1989 GEVREY-CHAMBERTIN CLOS ST JACQUES: Oldest one served from your scribe’s cellar is stylish and now ready. Beautiful bouquet capturing the harmonious delicacy of this site. Doesn’t have the power weight & intensity of that superb 1999 that is 10 years younger with a brilliant future even in 2032. Clive Coates rated this 19/20 in 1993 stating: “Very elegant. Fullish, beautifully balanced. Very ripe indeed, essence of fruit. Subtle. Long. Lovely.” Nonetheless even now 1989 sure shows the quality of this esteemed Domaine probably deserving of those elevated prices. Steal to buy at BCLDB outlet in May 1994 on sale reduced in price from $83.35 to $59.20. As Bob Dylan would say “For the times they are a-changin’. What a special treat to try 10 of their spectacular wines in one evening. Bliss.

You might also like:

Ask Sid: Are wine & food group events now finally returning?

Ask your question here

Question: Are larger group gatherings festival-style for wine and/or food on the way back again?

Answer: Most topical question after two years with those tough Covid restrictions. Certainly things are starting to open up in Canada, USA, and in other countries. 2022 bodes optimistically for this type of event. The latest hot news is the successful return this week (February 14-16) of Wine Paris & Vinexpo Paris reported today here by

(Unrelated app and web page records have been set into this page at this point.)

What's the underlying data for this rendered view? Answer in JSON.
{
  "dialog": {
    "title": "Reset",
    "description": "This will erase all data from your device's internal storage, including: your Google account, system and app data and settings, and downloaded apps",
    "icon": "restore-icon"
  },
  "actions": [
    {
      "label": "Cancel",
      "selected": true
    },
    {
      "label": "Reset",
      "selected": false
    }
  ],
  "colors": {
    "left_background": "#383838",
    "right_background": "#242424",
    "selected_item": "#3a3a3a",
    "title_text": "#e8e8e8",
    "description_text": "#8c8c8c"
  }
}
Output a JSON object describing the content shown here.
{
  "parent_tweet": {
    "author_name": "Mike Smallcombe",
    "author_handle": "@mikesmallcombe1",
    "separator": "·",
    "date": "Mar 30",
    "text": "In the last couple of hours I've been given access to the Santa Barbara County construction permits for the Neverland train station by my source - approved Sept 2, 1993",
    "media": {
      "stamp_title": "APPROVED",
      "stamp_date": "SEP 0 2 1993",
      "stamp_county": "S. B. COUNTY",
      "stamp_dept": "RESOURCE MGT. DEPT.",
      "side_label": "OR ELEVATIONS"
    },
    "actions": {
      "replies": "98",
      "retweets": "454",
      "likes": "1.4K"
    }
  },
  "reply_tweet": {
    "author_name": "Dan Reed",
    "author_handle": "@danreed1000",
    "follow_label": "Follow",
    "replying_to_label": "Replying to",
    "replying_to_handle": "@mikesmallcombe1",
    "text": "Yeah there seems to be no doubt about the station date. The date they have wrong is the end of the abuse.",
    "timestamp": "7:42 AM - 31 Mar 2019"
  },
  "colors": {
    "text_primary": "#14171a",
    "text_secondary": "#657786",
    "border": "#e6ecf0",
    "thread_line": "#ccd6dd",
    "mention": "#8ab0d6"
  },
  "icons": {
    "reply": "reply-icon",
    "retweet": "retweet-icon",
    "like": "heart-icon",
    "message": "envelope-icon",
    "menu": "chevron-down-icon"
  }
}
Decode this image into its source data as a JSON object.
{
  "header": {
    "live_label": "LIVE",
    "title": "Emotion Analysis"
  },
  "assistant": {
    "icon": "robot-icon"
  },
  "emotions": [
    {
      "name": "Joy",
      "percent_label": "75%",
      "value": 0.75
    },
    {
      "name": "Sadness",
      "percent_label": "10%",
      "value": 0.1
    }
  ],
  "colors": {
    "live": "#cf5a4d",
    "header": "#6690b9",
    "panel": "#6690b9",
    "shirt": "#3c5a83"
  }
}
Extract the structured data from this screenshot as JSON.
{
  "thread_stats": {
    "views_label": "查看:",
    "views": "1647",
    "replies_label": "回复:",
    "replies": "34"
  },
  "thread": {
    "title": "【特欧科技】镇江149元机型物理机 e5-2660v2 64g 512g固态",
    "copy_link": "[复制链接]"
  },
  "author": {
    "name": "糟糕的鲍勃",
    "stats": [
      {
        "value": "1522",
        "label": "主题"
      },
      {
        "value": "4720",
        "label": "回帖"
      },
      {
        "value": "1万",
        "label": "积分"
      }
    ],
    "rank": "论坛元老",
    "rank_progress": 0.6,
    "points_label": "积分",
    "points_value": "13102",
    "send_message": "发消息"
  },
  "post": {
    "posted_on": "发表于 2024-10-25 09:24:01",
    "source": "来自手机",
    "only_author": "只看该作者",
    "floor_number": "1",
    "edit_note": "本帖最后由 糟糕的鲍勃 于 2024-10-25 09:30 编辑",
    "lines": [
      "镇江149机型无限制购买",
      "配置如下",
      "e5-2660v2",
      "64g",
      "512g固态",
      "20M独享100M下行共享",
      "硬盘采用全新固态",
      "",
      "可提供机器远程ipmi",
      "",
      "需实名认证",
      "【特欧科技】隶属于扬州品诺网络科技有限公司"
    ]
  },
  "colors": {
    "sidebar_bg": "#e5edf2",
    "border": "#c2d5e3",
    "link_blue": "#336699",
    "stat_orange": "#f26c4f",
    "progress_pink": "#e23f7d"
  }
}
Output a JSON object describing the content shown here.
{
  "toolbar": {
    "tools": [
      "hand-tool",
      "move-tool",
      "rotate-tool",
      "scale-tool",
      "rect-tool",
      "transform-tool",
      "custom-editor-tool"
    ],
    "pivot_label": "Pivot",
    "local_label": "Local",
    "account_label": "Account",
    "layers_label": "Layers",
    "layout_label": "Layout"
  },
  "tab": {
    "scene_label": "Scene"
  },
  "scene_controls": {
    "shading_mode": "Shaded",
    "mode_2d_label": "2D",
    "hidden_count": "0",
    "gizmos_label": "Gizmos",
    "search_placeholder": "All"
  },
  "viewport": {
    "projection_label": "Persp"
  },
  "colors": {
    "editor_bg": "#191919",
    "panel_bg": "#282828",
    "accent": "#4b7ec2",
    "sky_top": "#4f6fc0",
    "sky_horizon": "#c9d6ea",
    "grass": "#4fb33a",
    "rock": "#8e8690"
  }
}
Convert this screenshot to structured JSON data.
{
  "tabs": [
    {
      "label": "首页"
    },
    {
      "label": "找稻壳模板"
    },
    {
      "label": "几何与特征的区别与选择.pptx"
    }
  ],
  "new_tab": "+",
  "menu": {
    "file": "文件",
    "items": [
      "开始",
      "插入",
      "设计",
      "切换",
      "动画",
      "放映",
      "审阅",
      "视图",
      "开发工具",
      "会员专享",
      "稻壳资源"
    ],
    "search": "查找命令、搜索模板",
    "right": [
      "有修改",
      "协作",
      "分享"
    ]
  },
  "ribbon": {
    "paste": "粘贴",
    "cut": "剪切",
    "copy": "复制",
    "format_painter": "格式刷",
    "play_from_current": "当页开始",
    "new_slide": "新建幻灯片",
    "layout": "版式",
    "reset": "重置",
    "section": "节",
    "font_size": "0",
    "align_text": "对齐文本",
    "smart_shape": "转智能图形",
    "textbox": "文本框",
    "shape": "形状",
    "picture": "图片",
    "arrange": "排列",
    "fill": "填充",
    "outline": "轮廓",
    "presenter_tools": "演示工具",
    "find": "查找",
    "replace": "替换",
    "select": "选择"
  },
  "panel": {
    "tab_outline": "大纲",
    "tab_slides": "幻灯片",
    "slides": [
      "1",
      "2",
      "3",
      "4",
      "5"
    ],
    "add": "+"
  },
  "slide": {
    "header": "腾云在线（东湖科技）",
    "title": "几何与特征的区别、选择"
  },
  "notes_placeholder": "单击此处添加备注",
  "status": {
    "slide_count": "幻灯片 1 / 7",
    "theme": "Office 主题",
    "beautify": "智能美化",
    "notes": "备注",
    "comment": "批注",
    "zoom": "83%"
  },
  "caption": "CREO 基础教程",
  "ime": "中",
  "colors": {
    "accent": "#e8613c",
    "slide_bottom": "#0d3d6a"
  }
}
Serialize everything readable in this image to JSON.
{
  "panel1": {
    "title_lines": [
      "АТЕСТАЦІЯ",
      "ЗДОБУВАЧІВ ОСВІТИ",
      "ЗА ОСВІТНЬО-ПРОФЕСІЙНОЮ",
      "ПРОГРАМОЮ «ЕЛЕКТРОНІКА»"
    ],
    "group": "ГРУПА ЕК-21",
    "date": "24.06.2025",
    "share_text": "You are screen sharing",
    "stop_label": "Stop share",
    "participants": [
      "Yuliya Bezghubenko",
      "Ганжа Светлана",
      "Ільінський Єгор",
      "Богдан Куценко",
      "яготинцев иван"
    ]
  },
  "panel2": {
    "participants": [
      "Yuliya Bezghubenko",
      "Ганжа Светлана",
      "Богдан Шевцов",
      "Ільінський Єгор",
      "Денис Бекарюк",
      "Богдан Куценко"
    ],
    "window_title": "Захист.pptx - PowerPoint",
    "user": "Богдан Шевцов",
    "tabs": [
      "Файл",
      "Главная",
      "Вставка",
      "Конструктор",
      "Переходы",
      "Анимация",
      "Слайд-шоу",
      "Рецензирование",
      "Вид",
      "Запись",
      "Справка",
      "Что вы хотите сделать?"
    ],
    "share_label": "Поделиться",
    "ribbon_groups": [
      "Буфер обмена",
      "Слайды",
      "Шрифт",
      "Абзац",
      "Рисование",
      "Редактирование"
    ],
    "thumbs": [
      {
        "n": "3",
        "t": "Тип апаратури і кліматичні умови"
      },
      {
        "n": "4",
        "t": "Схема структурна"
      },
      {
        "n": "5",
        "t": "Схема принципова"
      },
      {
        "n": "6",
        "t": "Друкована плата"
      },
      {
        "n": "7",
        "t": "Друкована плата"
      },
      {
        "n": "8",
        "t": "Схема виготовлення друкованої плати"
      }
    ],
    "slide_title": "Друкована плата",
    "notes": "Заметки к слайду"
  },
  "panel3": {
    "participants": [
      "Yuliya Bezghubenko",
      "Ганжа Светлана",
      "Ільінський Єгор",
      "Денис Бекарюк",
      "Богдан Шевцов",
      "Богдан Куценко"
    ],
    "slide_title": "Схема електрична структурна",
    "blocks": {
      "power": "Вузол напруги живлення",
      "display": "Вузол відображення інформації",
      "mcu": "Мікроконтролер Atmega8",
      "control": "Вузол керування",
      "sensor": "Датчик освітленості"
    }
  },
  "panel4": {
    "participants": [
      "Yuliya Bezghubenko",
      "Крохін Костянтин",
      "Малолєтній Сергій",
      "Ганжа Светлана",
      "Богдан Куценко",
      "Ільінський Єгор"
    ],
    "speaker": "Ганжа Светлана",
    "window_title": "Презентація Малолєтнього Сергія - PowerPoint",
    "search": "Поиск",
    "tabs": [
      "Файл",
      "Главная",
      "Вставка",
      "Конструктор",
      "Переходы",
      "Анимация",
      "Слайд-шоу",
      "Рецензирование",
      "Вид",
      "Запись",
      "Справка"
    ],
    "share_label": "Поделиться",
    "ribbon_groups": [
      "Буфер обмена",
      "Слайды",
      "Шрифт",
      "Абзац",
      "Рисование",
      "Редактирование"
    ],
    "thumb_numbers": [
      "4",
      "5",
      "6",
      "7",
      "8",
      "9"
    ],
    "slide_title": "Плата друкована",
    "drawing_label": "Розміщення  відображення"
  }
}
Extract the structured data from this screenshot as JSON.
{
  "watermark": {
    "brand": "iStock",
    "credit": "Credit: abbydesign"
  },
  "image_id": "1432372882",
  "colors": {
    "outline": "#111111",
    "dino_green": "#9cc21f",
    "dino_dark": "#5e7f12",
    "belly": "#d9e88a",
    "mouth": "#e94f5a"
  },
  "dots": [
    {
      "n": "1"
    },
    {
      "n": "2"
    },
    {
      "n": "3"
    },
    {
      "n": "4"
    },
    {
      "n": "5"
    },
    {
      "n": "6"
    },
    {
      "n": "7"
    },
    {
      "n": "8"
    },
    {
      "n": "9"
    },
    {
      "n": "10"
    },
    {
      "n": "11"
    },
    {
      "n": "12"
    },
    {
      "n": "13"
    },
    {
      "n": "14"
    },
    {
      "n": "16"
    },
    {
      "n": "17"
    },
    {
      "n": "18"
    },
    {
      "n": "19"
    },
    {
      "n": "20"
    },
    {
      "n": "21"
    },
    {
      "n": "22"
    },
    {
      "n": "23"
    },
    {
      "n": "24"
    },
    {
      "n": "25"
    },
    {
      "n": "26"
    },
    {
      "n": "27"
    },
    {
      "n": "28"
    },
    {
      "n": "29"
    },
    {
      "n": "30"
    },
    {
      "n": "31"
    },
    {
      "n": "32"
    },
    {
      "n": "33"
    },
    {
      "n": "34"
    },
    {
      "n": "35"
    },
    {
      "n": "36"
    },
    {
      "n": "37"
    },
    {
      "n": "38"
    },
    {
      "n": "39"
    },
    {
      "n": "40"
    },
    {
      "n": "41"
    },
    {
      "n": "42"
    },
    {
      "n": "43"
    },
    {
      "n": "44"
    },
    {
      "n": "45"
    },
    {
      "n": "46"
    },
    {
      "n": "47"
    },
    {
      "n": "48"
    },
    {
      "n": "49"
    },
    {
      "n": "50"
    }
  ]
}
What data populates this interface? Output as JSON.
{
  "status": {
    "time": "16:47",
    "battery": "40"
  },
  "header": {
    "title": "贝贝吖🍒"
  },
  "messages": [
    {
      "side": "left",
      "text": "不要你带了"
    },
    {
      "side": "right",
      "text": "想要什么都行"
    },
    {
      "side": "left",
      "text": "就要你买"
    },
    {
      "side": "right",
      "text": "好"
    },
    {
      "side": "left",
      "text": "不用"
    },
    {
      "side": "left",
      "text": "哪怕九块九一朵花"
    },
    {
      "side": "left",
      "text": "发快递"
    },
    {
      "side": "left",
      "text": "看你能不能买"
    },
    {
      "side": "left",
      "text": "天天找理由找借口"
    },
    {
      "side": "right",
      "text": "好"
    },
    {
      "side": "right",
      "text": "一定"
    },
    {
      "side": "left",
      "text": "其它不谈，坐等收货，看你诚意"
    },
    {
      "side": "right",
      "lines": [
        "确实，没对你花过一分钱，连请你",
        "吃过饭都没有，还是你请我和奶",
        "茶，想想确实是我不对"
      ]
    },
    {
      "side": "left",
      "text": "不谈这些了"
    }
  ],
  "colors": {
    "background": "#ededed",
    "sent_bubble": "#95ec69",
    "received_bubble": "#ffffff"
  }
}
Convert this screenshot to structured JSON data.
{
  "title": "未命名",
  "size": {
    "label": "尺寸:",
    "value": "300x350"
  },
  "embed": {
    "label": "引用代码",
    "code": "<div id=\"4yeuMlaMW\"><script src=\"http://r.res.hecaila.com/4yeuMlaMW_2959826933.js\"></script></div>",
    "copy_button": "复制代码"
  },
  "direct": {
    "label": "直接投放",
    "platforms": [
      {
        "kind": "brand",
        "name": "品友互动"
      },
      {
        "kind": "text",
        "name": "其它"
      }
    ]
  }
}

Looks encouraging presently for many wine events in the future books scheduled to go ahead including Vinitaly in Verona April 10-13, Prowein in Dusseldorf May 15-17 & London Wine Fair June 7-9. Food events and restaurant capacities should be increasing in size too with Gala Dinners like La Paulee in New York March 12 & Los Angeles March 19 and others. Watch out for less virtual meetings and more in-person wine & food functions on the way in 2022!

You might also like: